Here is a block of records. Copy every line in it that includes "icon".

Source data:
== Segment start ==
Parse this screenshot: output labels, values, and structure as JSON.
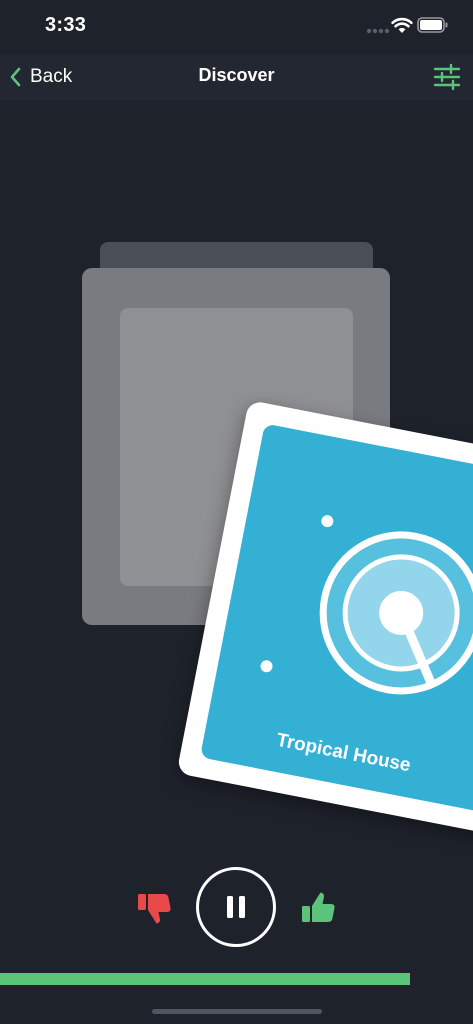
{
  "status_bar": {
    "time": "3:33"
  },
  "nav": {
    "back_label": "Back",
    "title": "Discover",
    "back_icon": "chevron-left-icon",
    "filter_icon": "sliders-icon"
  },
  "card": {
    "title": "Tropical House",
    "artwork_icon": "vinyl-record-icon"
  },
  "controls": {
    "dislike_icon": "thumbs-down-icon",
    "play_pause_icon": "pause-icon",
    "like_icon": "thumbs-up-icon",
    "progress_fraction": 0.866
  },
  "colors": {
    "background": "#1e222b",
    "nav_background": "#222731",
    "accent_green": "#5cc47a",
    "dislike_red": "#e84a4a",
    "card_blue": "#35b0d5"
  }
}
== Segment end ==
Solution to this problem:
    "back_icon": "chevron-left-icon",
    "filter_icon": "sliders-icon"
    "artwork_icon": "vinyl-record-icon"
    "dislike_icon": "thumbs-down-icon",
    "play_pause_icon": "pause-icon",
    "like_icon": "thumbs-up-icon",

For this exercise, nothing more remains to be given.